Thursday, August 6, 2015

Are You a Picky Eater? You Might Also Have ADHD.


While watching television a couple of days ago, I saw a piece that touched on my reality. And, being ADHD, it went out of my head almost as soon as the segment was over. And, in typical fashion, it popped back in a few minutes ago. I had to do a Google search to see if I remembered correctly, and there I saw the headline:

The New York Times
Holy Hannah! I have been trying to explain my picky eating to people for as long as I can remember. I have been diagnosed several times with anxiety, depression, and (of course) ADHD.

The first story I was told about my fussiness was my mother running into my paternal grandfather in front of a store with a soda fountain. Grandpa Vincent wanted to go buy me a baby ice cream cone, but my mother told him I would not eat it. He replied that all children like ice cream and went ahead and bought me one. Within a couple of seconds of handing it to me, it was on the ground. Grandpa started to get angry, but my mother told him she had warned him. I was in a stroller, so that gives you an idea of how young I was. (For the record, I love ice cream now.)

I have never liked mushrooms because they "pop" when I bite into them, I quit eating ham at age four because of the texture, all pork in my 30's, and I cut all the fat off everything. Well, I should say I used to; I have been a pescatarian for the last 15 years, although I eat mostly vegetarian.


The study reported in The New York Times came from Pediatrics: Official Journal of the American Academy of Pediatrics

The article reports that the study showed picky eating does not cause the psychological issues, but picky eaters tend to be people who are sensitive to the world. 

'"Their sensory experience is more intense in the areas of taste, texture and visual cues. And their internal experience may be more intense, so they have stronger feelings,” said Dr. Zucker, who is also director of the Duke Center for Eating Disorders.' (Peachman, NYT)

If you have a picky eater that you are trying almost anything to get them to eat, you can relax. According to Dr. Zucker, “They’re sensitive kids who may be anxious or a little depressed; so cutting up fruits into funny shapes is not going to do the trick for these kids.” What it should do, however, is make parents aware that their child's picky eating might signify that possible issues exist that can be dealt with early on.

"RESULTS: Both moderate and severe levels of SE were associated with psychopathological symptoms (anxiety, depression, attention-deficit/hyperactivity disorder) both concurrently and prospectively.
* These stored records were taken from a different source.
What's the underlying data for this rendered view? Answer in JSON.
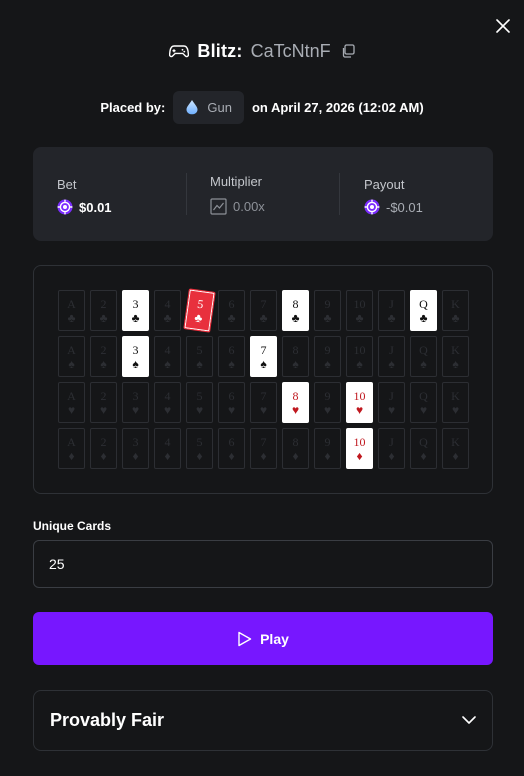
{
  "header": {
    "game": "Blitz:",
    "bet_id": "CaTcNtnF"
  },
  "placed": {
    "label": "Placed by:",
    "user": "Gun",
    "date": "on April 27, 2026 (12:02 AM)"
  },
  "stats": {
    "bet_label": "Bet",
    "bet_value": "$0.01",
    "multiplier_label": "Multiplier",
    "multiplier_value": "0.00x",
    "payout_label": "Payout",
    "payout_value": "-$0.01"
  },
  "board": {
    "ranks": [
      "A",
      "2",
      "3",
      "4",
      "5",
      "6",
      "7",
      "8",
      "9",
      "10",
      "J",
      "Q",
      "K"
    ],
    "suits": [
      {
        "name": "clubs",
        "glyph": "♣",
        "color": "black"
      },
      {
        "name": "spades",
        "glyph": "♠",
        "color": "black"
      },
      {
        "name": "hearts",
        "glyph": "♥",
        "color": "red"
      },
      {
        "name": "diamonds",
        "glyph": "♦",
        "color": "red"
      }
    ],
    "revealed": [
      {
        "suit": 0,
        "rank": "3"
      },
      {
        "suit": 0,
        "rank": "8"
      },
      {
        "suit": 0,
        "rank": "Q"
      },
      {
        "suit": 1,
        "rank": "3"
      },
      {
        "suit": 1,
        "rank": "7"
      },
      {
        "suit": 2,
        "rank": "8"
      },
      {
        "suit": 2,
        "rank": "10"
      },
      {
        "suit": 3,
        "rank": "10"
      }
    ],
    "flagged": {
      "suit": 0,
      "rank": "5",
      "color": "#e8303d"
    }
  },
  "form": {
    "unique_cards_label": "Unique Cards",
    "unique_cards_value": "25",
    "play_label": "Play"
  },
  "provably_fair": {
    "label": "Provably Fair"
  },
  "colors": {
    "accent": "#7717ff",
    "background": "#151618",
    "panel": "#23252a",
    "token": "#7b2cff"
  },
  "icons": {
    "close": "close-icon",
    "gamepad": "gamepad-icon",
    "copy": "copy-icon",
    "avatar": "droplet-icon",
    "token": "chip-icon",
    "multiplier": "chart-icon",
    "play": "play-icon",
    "chevron": "chevron-down-icon"
  }
}
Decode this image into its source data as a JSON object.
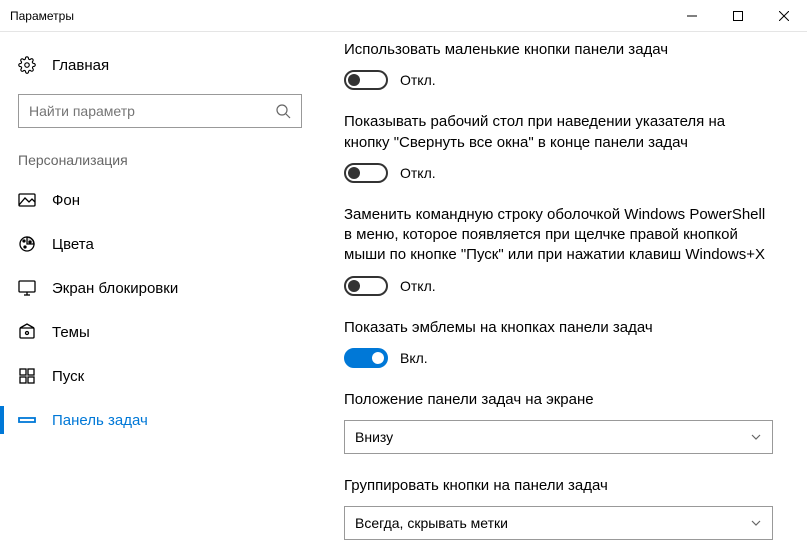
{
  "window": {
    "title": "Параметры"
  },
  "sidebar": {
    "home": "Главная",
    "searchPlaceholder": "Найти параметр",
    "section": "Персонализация",
    "items": [
      {
        "label": "Фон"
      },
      {
        "label": "Цвета"
      },
      {
        "label": "Экран блокировки"
      },
      {
        "label": "Темы"
      },
      {
        "label": "Пуск"
      },
      {
        "label": "Панель задач"
      }
    ],
    "activeIndex": 5
  },
  "content": {
    "settings": [
      {
        "label": "Использовать маленькие кнопки панели задач",
        "type": "toggle",
        "value": false,
        "stateText": "Откл."
      },
      {
        "label": "Показывать рабочий стол при наведении указателя на кнопку \"Свернуть все окна\" в конце панели задач",
        "type": "toggle",
        "value": false,
        "stateText": "Откл."
      },
      {
        "label": "Заменить командную строку оболочкой Windows PowerShell в меню, которое появляется при щелчке правой кнопкой мыши по кнопке \"Пуск\" или при нажатии клавиш Windows+X",
        "type": "toggle",
        "value": false,
        "stateText": "Откл."
      },
      {
        "label": "Показать эмблемы на кнопках панели задач",
        "type": "toggle",
        "value": true,
        "stateText": "Вкл."
      },
      {
        "label": "Положение панели задач на экране",
        "type": "select",
        "value": "Внизу"
      },
      {
        "label": "Группировать кнопки на панели задач",
        "type": "select",
        "value": "Всегда, скрывать метки"
      }
    ]
  }
}
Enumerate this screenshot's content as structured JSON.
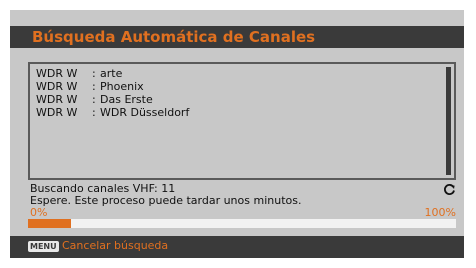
{
  "title": "Búsqueda Automática de Canales",
  "channels": [
    {
      "source": "WDR W",
      "separator": ":",
      "name": "arte"
    },
    {
      "source": "WDR W",
      "separator": ":",
      "name": "Phoenix"
    },
    {
      "source": "WDR W",
      "separator": ":",
      "name": "Das Erste"
    },
    {
      "source": "WDR W",
      "separator": ":",
      "name": "WDR Düsseldorf"
    }
  ],
  "status": {
    "scanning": "Buscando canales VHF: 11",
    "wait_message": "Espere. Este proceso puede tardar unos minutos."
  },
  "progress": {
    "min_label": "0%",
    "max_label": "100%",
    "value": 0.1
  },
  "footer": {
    "key_label": "MENU",
    "action_label": "Cancelar búsqueda"
  },
  "colors": {
    "accent": "#e07020",
    "panel": "#c8c8c8",
    "bar": "#3a3a3a"
  },
  "icons": {
    "refresh": "refresh-icon"
  }
}
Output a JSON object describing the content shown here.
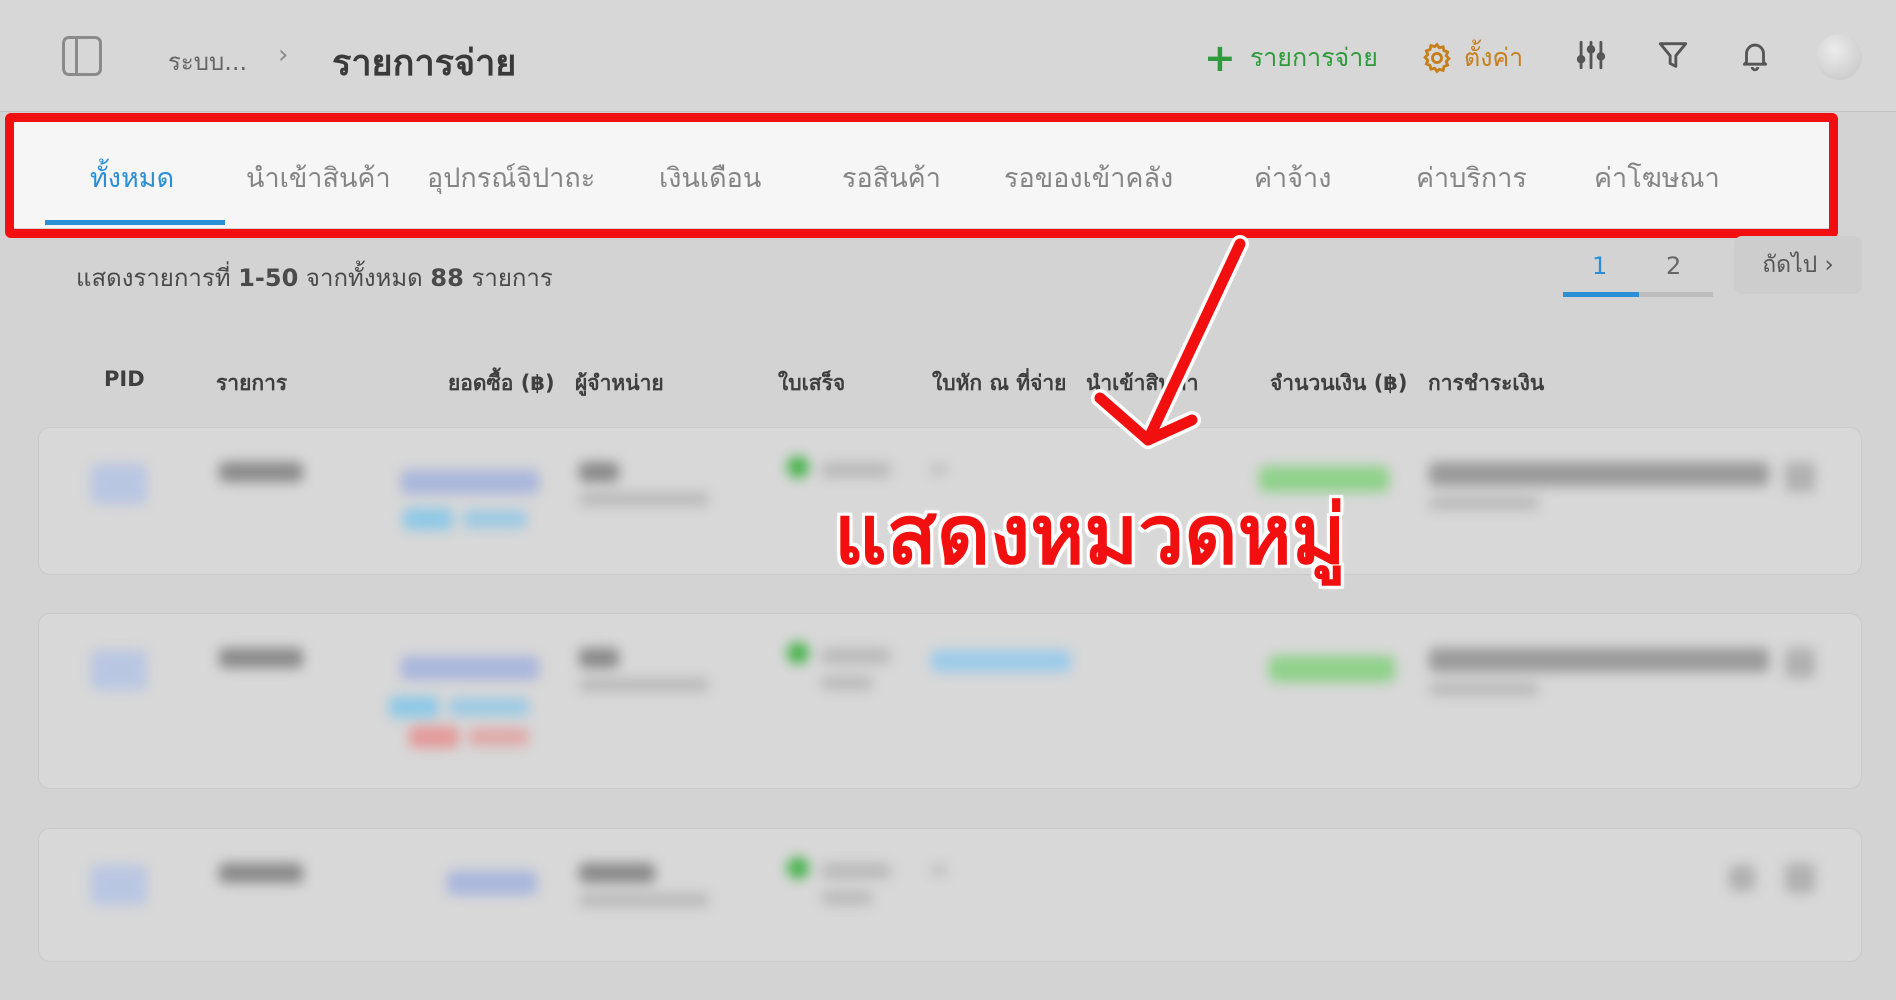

However, the severity of psychopathological symptoms worsened as SE [Selective Eating] became more severe. Impairment in family functioning was reported at both levels of SE, as was sensory sensitivity in domains outside of food and the experience of food aversion." (Zucker, et al., Pediatrics)

"CONCLUSIONS: Findings suggest that health care providers should intervene at even moderate levels of SE. SE associated with impairment in function should now be diagnosed as avoidant/restrictive food intake disorder, an eating disorder that encapsulates maladaptive food restriction, which is new to the Diagnostic and Statistical Manual of Mental Disorders, Fifth Edition." (Zucker, et al., Pediatrics)

Honestly, I feel much better after reading this article. I was always hypersensitive, and I still cry very easily. It is nice to find out that everything correlates and helps me to understand why I am me. I just wish this information was known a long time ago.